- Update on the molecular biology of dyslipidemias. [Journal Article, Review]
- Clin Chim Acta 2016 Feb 15.:143-85.

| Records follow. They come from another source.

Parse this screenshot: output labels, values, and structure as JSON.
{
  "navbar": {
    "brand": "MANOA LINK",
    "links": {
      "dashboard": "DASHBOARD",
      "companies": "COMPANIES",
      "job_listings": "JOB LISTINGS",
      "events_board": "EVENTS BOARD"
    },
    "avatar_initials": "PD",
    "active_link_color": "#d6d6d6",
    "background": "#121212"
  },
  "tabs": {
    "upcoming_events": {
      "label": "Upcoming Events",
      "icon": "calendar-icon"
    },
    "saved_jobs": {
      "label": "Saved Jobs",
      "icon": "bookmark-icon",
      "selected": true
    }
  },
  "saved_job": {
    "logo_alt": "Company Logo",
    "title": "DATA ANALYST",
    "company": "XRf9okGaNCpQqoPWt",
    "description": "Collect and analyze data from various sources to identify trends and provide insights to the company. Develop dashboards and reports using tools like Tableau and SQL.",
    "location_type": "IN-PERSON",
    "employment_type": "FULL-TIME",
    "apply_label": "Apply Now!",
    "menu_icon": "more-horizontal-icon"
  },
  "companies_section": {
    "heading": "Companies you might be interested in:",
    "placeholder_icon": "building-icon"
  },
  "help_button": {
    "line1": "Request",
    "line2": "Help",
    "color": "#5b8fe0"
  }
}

Dyslipidemia is a commonly encountered clinical condition and is an important determinant of cardiovascular disease. Although secondary factors play a role in clinical expression, dyslipidemias have a strong genetic component. Familial hypercholesterolemia is usually due to loss-of-function mutations in LDLR, the gene coding for low density lipoprotein receptor and genes encoding for proteins that interact with the receptor: APOB, PCSK9 and LDLRAP1. Monogenic hypertriglyceridemia is the result of mutations in genes that regulate the metabolism of triglyceride rich lipoproteins (eg LPL, APOC2, APOA5, LMF1, GPIHBP1). Conversely familial hypobetalipoproteinemia is caused by inactivation of the PCSK9 gene which increases the number of LDL receptors and decreases plasma cholesterol. Mutations in the genes APOB, and ANGPTL3 and ANGPTL4 (that encode angiopoietin-like proteins which inhibit lipoprotein lipase activity) can further cause low levels of apoB containing lipoproteins. Abetalipoproteinemia and chylomicron retention disease are due to mutations in the microsomal transfer protein and Sar1b-GTPase genes, which affect the secretion of apoB containing lipoproteins. Dysbetalipoproteinemia stems from dysfunctional apoE and is characterized by the accumulation of remnants of chylomicrons and very low density lipoproteins. ApoE deficiency can cause a similar phenotype or rarely mutations in apoE can be associated with lipoprotein glomerulopathy. Low HDL can result from mutations in a number of genes regulating HDL production or catabolism; apoAI, lecithin: cholesterol acyltransferase and the ATP-binding cassette transporter ABCA1. Patients with cholesteryl ester transfer protein deficiency have markedly increased HDL cholesterol. Both common and rare genetic variants contribute to susceptibility to dyslipidemias. In contrast to rare familial syndromes, in most patients, dyslipidemias have a complex genetic etiology consisting of multiple genetic variants as established by genome wide association studies. Secondary factors, obesity, metabolic syndrome, diabetes, renal disease, estrogen and antipsychotics can increase the likelihood of clinical presentation of an individual with predisposed genetic susceptibility to hyperlipoproteinemia. The genetic profiles studied are far from complete and there is room for further characterization of genes influencing lipid levels. Genetic assessment can help identify patients at risk for developing dyslipidemias and for treatment decisions based on 'risk allele' profiles. This review will present the current information on the genetics and pathophysiology of disorders that cause dyslipidemias.